Network makeover unveils stale entertainment

In November 2000, media conglomerate Viacom Inc. acquired Black Entertainment Television for $2.3 billion.
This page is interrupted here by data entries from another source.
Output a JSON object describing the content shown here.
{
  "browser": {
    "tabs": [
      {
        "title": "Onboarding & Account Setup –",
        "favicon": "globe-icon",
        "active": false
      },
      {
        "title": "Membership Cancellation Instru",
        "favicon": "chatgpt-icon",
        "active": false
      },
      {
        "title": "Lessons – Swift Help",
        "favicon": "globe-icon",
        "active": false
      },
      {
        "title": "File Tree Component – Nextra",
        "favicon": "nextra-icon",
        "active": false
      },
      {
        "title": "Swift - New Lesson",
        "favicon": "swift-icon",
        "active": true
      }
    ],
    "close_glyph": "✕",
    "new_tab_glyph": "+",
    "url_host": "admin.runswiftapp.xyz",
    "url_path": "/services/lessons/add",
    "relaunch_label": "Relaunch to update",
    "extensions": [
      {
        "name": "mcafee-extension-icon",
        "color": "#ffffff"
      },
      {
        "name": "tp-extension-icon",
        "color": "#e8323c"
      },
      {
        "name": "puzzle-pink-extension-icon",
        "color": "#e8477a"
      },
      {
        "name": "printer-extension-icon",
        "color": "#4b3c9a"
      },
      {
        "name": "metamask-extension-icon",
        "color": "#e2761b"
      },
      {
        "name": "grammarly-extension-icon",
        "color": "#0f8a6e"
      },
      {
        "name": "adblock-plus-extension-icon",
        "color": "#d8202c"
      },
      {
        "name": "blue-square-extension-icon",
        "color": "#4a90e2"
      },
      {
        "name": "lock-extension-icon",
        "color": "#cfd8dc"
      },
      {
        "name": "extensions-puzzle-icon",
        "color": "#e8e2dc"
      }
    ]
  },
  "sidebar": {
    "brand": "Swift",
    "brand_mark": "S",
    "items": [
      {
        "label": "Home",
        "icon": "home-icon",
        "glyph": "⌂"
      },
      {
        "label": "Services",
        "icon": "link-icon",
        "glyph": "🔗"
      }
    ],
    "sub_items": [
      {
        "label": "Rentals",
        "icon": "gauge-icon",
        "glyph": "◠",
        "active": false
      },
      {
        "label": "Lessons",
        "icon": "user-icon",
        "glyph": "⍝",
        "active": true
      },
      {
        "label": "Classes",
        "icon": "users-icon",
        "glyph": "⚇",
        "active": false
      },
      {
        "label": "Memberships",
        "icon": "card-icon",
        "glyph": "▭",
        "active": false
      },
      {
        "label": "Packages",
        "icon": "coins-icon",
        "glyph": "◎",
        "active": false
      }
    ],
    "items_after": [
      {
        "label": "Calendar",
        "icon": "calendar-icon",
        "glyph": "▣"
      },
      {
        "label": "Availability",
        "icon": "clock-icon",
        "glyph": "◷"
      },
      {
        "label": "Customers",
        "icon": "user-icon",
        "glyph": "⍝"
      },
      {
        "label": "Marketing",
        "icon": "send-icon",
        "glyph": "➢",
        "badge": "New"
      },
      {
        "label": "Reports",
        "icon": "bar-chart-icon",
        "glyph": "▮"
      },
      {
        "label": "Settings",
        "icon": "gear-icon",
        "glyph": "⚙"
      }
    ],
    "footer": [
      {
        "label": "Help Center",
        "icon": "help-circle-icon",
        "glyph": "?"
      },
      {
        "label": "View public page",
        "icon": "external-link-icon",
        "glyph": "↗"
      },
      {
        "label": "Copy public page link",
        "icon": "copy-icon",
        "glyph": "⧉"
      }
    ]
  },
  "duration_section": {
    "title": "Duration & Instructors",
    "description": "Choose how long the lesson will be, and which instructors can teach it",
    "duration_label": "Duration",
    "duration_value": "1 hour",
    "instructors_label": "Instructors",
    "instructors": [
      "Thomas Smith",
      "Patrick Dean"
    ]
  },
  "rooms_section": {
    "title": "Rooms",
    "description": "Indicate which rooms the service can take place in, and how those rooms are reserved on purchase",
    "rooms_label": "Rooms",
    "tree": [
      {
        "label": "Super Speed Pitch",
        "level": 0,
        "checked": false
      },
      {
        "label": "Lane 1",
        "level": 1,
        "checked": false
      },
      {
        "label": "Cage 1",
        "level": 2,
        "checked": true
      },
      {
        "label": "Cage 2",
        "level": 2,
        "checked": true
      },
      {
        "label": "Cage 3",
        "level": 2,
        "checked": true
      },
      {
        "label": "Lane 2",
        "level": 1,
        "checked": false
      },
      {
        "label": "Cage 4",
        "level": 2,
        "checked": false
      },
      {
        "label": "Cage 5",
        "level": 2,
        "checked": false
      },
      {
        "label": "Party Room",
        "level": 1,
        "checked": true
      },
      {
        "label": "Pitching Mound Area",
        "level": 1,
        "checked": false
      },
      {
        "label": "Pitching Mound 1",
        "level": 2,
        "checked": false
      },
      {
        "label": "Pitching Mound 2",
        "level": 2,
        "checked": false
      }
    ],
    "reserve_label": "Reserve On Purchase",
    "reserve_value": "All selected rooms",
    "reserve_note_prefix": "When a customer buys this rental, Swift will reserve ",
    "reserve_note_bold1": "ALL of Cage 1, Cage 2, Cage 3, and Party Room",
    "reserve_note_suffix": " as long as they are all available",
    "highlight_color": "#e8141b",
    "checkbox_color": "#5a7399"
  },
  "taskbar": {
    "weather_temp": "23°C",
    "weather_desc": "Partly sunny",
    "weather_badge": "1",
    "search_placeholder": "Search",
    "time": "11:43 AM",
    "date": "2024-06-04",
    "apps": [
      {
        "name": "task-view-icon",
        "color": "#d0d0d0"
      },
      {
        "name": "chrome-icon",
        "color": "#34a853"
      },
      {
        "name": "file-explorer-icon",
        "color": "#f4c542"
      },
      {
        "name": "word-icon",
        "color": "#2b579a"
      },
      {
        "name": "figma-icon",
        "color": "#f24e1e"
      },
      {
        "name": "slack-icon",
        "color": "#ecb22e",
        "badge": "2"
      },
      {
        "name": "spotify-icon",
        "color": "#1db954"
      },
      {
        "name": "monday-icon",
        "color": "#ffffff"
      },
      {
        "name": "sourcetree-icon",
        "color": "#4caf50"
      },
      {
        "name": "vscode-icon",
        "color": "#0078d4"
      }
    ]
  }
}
Since then, BET has benefited from increased popularity, but the quality of programming has suffered severely.

BET was a much better network when it was home to unique and original shows like “Teen Summit.” Thank God “Rap City” is still on.

Now, BET’s level of originality is extremely low, and most shows appear as the Black knock-off versions of already popular MTV shows.

“How I’m Living” is obviously a cheap imitation of “MTV Cribs,” and usually features less well known artists and celebrities. “106 & Park” is simply the BET version of MTV’s “Total Request Live.” And the new show “College Hill” seems like an inexpensively produced version of “The Real World.”

When watching some commercials on BET, I noticed that they seemed to be tailored to common stereotypes about the black community.

During almost every commercial break, some sort of debt consolidation or credit card advertisement is blared at the viewer.

My final problem with BET is the decline of talent on possibly their best show, “Comicview.”

Recently, “Comicview” seems to have been rendered to a modern day minstrel show, as opposed to a clever and witty comedy showcase. Lately, the comedians have become increasingly predictable and cliché.

The jokes seem to be made with the goal to make white people laugh, as opposed to just being generally funny. On any given episode, I am reminded of the “funny” differences between black people and white people.

BET is a station that somewhat represents the black community because it is the most successful all-black entertainment network.

Therefore, the things seen on BET should be filtered so that they represent our communities in a positive light.

For BET, ratings might be gaining momentum, but the network’s integrity, originality and credibility are all at stake. Some serious changes need to be made.

The programmers at BET should work on getting new writers and creative thinkers in order to produce more interesting and innovative material.

Jeff Wright is a freshman business administration student from Chicago. He is an assistant opinions editor for The Famuan. Contact him at